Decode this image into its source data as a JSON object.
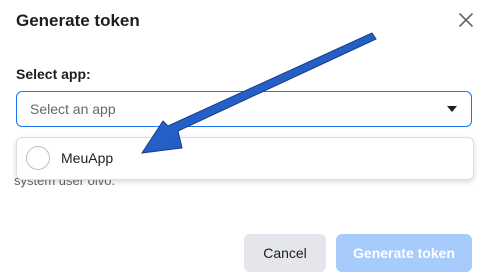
{
  "dialog": {
    "title": "Generate token",
    "close_icon": "close-icon"
  },
  "form": {
    "app_label": "Select app:",
    "app_select": {
      "placeholder": "Select an app",
      "caret_icon": "caret-down-icon"
    },
    "helper_text": "system user olvo."
  },
  "dropdown": {
    "options": [
      {
        "label": "MeuApp"
      }
    ]
  },
  "buttons": {
    "cancel": "Cancel",
    "generate": "Generate token"
  },
  "annotation": {
    "arrow_color": "#1f5bbd"
  },
  "colors": {
    "accent": "#1877f2",
    "generate_disabled": "#a7cbfa",
    "cancel_bg": "#e4e6eb"
  }
}
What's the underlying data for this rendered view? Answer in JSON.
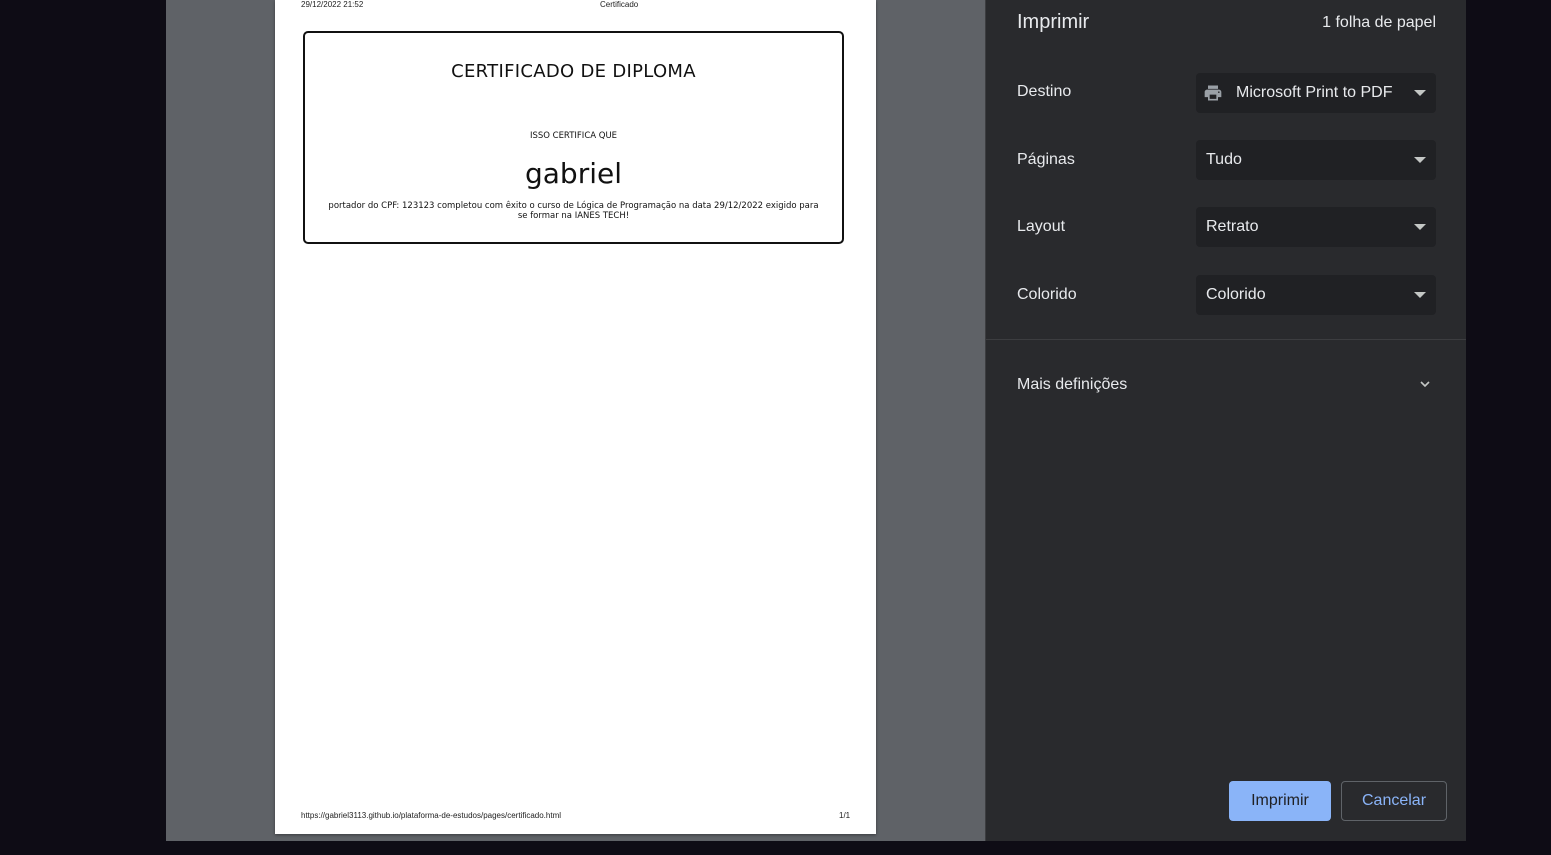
{
  "preview": {
    "header_left": "29/12/2022 21:52",
    "header_center": "Certificado",
    "footer_url": "https://gabriel3113.github.io/plataforma-de-estudos/pages/certificado.html",
    "footer_page": "1/1",
    "certificate": {
      "title": "CERTIFICADO DE DIPLOMA",
      "subtitle": "ISSO CERTIFICA QUE",
      "name": "gabriel",
      "body": "portador do CPF: 123123 completou com êxito o curso de Lógica de Programação na data 29/12/2022 exigido para se formar na IANES TECH!"
    }
  },
  "panel": {
    "title": "Imprimir",
    "sheet_count": "1 folha de papel",
    "rows": [
      {
        "label": "Destino",
        "value": "Microsoft Print to PDF",
        "icon": "printer-icon"
      },
      {
        "label": "Páginas",
        "value": "Tudo"
      },
      {
        "label": "Layout",
        "value": "Retrato"
      },
      {
        "label": "Colorido",
        "value": "Colorido"
      }
    ],
    "more_settings": "Mais definições",
    "print_button": "Imprimir",
    "cancel_button": "Cancelar"
  },
  "colors": {
    "panel_bg": "#292a2d",
    "select_bg": "#202124",
    "accent": "#8ab4f8",
    "preview_bg": "#5f6267"
  }
}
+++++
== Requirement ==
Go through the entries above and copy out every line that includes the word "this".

== Your response ==
Decode this image into its source data as a JSON object.
What's the underlying data for this rendered view? Answer in JSON.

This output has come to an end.